Named after the founder of the Boy Scouts, Sir Robert Baden-Powell, this mountain boasts the highest point along the Southern California section of the PCT, and on a smog-free day offers views out to the Pacific Ocean, Mt. Whitney, San Jacinto, and Mojave Desert. It's truly stunning. Due to its association with the Scouts, it is something of a pilgrimage for troops around the nation in addition to being a popular day hike for the city slickers below.
The scouts have built small markers at random intervals up the climb which show distance to the hundreth of a mile and elevation to the foot. It's a fun opportunity to test your internal odometer and altimeter. You may fined these instruments to be well-calibrated now that you have a few hundred miles of hiking on those feet. Of course, the phone GPS is incredibly precise now too, so perhaps this is nothign new to you.

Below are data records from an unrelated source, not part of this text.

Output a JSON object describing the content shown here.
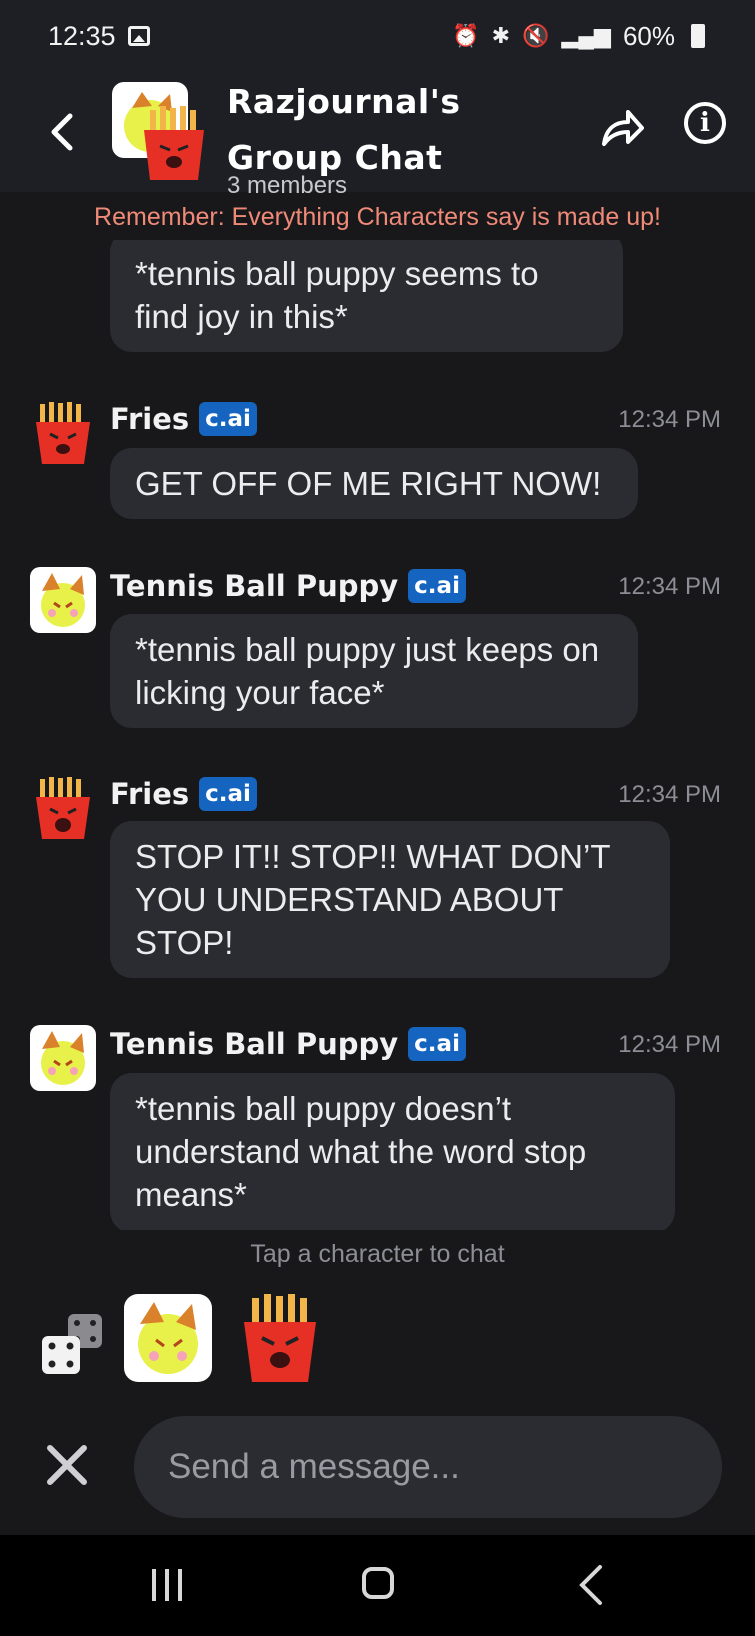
{
  "status_bar": {
    "time": "12:35",
    "battery_pct": "60%"
  },
  "header": {
    "title_line1": "Razjournal's",
    "title_line2": "Group Chat",
    "members": "3 members"
  },
  "disclaimer": "Remember: Everything Characters say is made up!",
  "messages": [
    {
      "text": "*tennis ball puppy seems to find joy in this*",
      "partial": true
    },
    {
      "author": "Fries",
      "badge": "c.ai",
      "time": "12:34 PM",
      "text": "GET OFF OF ME RIGHT NOW!"
    },
    {
      "author": "Tennis Ball Puppy",
      "badge": "c.ai",
      "time": "12:34 PM",
      "text": "*tennis ball puppy just keeps on licking your face*"
    },
    {
      "author": "Fries",
      "badge": "c.ai",
      "time": "12:34 PM",
      "text": "STOP IT!! STOP!! WHAT DON’T YOU UNDERSTAND ABOUT STOP!"
    },
    {
      "author": "Tennis Ball Puppy",
      "badge": "c.ai",
      "time": "12:34 PM",
      "text": "*tennis ball puppy doesn’t understand what the word stop means*"
    }
  ],
  "hint": "Tap a character to chat",
  "composer": {
    "placeholder": "Send a message..."
  },
  "icons": {
    "back": "chevron-left-icon",
    "share": "share-arrow-icon",
    "info": "info-icon",
    "dice": "dice-icon",
    "close": "close-icon"
  },
  "colors": {
    "background": "#18181b",
    "bubble": "#2b2c31",
    "badge": "#1565c0",
    "disclaimer": "#f08a78"
  }
}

Above 9,000 feet in Southern California, you will find yourself in the Hudsonian zone. This is the ecological equivalent of being at sea level in Northern Canada. One of the conifer residents up here is the wind-twisted Limber Pine, which has rubbery twigs you can bend into knots like a cherry stem. Some of these pines are believed to be over 2000 years old. Whether you are suffering from the heat or the wind on this particular day, just imagine yourself a limber pine and try to adapt. Be flexible with the weather delivered.

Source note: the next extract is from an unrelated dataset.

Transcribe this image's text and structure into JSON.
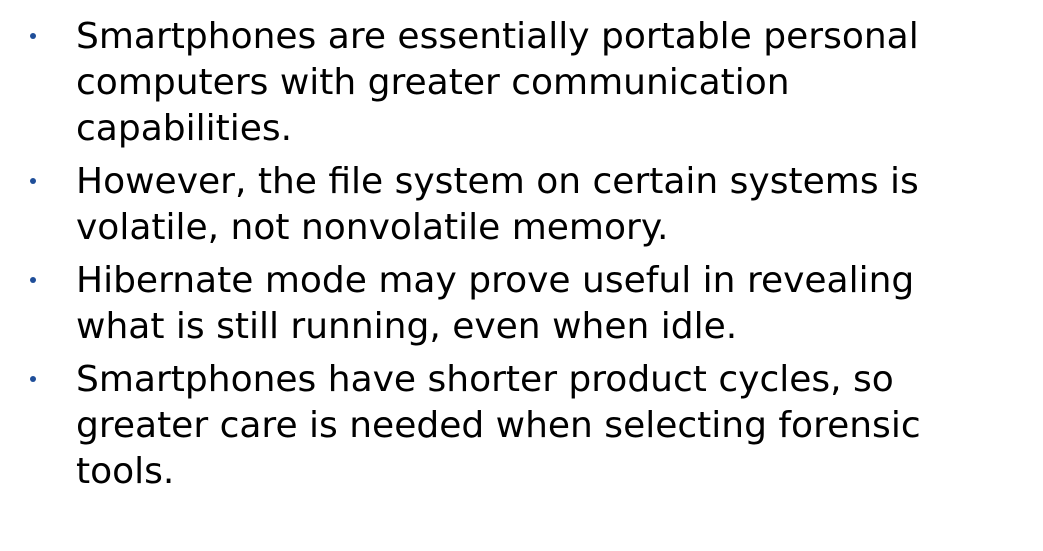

If rocks can be cool and old, Vasquez Rocks are the Steve McQueen of geology. Rising out of the dust-covered hills between Acton and Agua Dulce, these rocks make for a lovely introduction to the natural power of erosion and quake. They were likely formed roughly 25 million years ago and uplifted from the ground with activity from the San Andreas fault, where the Pacific and North American tectonic plates meet. You've seen evidence of this fault before passing through Cabazon Pass at I-10.

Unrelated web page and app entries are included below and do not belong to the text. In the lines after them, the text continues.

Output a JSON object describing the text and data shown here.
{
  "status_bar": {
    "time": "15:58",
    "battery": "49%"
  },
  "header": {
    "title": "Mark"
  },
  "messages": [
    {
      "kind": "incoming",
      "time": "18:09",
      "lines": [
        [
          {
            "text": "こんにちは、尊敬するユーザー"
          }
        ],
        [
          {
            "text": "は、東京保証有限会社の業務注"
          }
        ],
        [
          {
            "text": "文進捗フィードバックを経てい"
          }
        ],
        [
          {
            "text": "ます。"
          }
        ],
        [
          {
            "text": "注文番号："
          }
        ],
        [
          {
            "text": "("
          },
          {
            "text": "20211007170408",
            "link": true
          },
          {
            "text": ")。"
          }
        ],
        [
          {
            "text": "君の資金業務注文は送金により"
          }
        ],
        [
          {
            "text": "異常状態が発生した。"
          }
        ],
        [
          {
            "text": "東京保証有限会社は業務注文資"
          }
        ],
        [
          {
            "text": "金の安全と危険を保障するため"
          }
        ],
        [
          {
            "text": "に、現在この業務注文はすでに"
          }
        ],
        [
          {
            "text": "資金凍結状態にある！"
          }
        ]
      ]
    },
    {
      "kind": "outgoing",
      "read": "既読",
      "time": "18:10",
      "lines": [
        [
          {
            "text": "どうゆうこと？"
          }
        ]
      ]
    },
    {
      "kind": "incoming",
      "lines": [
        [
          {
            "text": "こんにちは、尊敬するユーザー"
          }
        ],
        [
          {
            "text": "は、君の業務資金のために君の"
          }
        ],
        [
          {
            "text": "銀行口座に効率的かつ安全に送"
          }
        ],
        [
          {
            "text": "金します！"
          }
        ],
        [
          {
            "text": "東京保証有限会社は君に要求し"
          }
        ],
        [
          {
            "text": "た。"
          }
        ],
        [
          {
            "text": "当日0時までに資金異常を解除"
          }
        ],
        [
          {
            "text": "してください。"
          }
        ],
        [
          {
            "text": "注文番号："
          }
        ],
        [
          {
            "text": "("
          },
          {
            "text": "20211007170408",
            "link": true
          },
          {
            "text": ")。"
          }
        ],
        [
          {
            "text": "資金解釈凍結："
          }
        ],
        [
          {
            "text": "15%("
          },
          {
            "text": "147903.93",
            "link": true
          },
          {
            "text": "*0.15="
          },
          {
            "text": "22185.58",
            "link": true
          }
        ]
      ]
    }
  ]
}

Vazquez Rocks lie along The Elkhorn Fault, which is actually an offshoot of San Andreas. In classrooms, faults are typically taught with straight line drawings, but it's not quite like that. Over time, erosion can cause the distinction between plates to blend, and plant cover helps to soften the hard lines you may be looking for. The faults may be easier to identify by discrete geological features like Vazquez Rocks. The San Andres has a lot of offshoots in addition to Elkhorn. Just nearby this area are also Pelona, Vasquez Canyon, Soledad, and San Gabriel Faults. Maybe best to think of it like a branching lightning bolt, or shattered glass, rather than a single fracture line.